The amendments to the Firearms Act give police officers the power to do the following things, without a search warrant, in relation to a person who is subject to a firearms prohibition order:
- detain the person
- enter any premises occupied by or under the person’s control or management
- stop and detain any vehicle, vessel or aircraft occupied by or under the person’s control or management.
We are required to keep under scrutiny the exercise of these powers for 2 years.
Under the Restricted Premises Act, officers already had the power to enter declared premises without a warrant, to search and seize liquor and drugs. The October 2013 amendments give them the additional power to search and seize, without a warrant, any weapon or explosive.
We are required to keep under scrutiny the exercise of these powers as well, for 2 years.
We are looking at new police powers to require drunk people being disorderly to move on from a public place, and to fine or charge a person who refuses to move away or returns to any public place in the next six hours.
Download a fact sheet about our review here.
In December 2012, we released an issues paper discussing matters relating to our review. Download the issues paper here.
We are currently in the process of completing the report of our findings to the Attorney General and Minister for Police.
Completed legislative reviews
Since 1998, we have reported our findings and recommendations to Parliament in over 20 legislative reviews. They have related to a range of topics including:

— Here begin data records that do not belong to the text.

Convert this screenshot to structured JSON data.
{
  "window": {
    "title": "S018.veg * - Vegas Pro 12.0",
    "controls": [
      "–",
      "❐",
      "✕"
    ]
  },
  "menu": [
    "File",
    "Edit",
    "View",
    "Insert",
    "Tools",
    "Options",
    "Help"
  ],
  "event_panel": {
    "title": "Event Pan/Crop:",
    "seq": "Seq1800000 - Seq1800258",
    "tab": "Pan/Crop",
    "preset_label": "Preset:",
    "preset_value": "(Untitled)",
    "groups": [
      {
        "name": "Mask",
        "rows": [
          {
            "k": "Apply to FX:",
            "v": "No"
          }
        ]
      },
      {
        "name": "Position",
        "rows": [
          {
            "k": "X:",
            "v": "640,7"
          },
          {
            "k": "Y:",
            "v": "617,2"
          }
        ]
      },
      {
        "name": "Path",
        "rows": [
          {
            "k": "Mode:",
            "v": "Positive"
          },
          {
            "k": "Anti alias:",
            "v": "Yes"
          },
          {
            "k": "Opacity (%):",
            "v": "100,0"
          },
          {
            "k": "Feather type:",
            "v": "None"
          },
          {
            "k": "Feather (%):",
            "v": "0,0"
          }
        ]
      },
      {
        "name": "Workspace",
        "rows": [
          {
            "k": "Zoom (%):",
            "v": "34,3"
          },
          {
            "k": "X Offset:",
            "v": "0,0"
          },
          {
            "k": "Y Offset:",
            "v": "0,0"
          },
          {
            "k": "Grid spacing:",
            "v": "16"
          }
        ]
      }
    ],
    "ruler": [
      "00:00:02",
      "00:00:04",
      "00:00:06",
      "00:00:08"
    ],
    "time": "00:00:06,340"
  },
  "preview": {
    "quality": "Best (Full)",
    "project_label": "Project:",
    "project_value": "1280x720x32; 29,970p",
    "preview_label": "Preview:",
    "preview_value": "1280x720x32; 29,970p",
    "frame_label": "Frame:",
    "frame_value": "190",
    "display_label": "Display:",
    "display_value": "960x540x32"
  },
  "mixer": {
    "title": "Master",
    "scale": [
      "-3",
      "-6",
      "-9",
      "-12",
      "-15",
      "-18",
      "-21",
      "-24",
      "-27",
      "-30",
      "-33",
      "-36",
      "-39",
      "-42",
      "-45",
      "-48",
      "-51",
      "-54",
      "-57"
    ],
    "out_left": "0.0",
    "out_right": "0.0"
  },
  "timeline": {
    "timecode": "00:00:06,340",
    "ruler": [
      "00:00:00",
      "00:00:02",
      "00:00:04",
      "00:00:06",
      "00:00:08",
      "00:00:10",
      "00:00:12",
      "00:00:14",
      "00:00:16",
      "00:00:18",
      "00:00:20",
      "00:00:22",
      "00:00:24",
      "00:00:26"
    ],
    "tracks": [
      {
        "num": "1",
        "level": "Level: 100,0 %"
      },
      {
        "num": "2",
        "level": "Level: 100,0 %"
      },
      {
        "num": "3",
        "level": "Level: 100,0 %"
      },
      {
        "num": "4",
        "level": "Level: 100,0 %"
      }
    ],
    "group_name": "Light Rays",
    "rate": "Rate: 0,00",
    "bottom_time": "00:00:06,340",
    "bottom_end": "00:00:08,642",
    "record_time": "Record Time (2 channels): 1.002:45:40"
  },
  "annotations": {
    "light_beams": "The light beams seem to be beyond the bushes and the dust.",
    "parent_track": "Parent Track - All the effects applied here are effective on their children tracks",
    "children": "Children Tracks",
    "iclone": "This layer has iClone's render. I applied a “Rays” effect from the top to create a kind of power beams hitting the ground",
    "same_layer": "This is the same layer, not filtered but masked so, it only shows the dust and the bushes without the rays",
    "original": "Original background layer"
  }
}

- the power to collect DNA samples from suspects
- the ability to search people in public places for knives
- the use of sniffer dogs to search people in public places for drugs, firearms or explosives
- giving people on-the-spot fines for certain criminal offences
- holding people suspected of involvement in terrorist-related activities in preventative detention
- emergency powers during riots to blocks roads and search people and cars.
The reports of our completed legislative reviews can be accessed on our publications page. We keep track of the implementation of the recommendations we have made and provide updated information in our annual report.
- Face coverings and indentification final report - August 2013
- Impact of Criminal Infringement Notices on Aboriginal communities - August 2009
- Consorting Issues paper - review of the use of the consorting provisions by the NSW Police Force - November 2013
- Fact sheet - review of the use of the consorting provisions - November 2013
- Review of certain functions conferred on police under the Law Enforcement (Powers and Responsibilities) Act 2002
- Review of Parts 2A and 3 of the Terrorism (Police Powers) Act 2002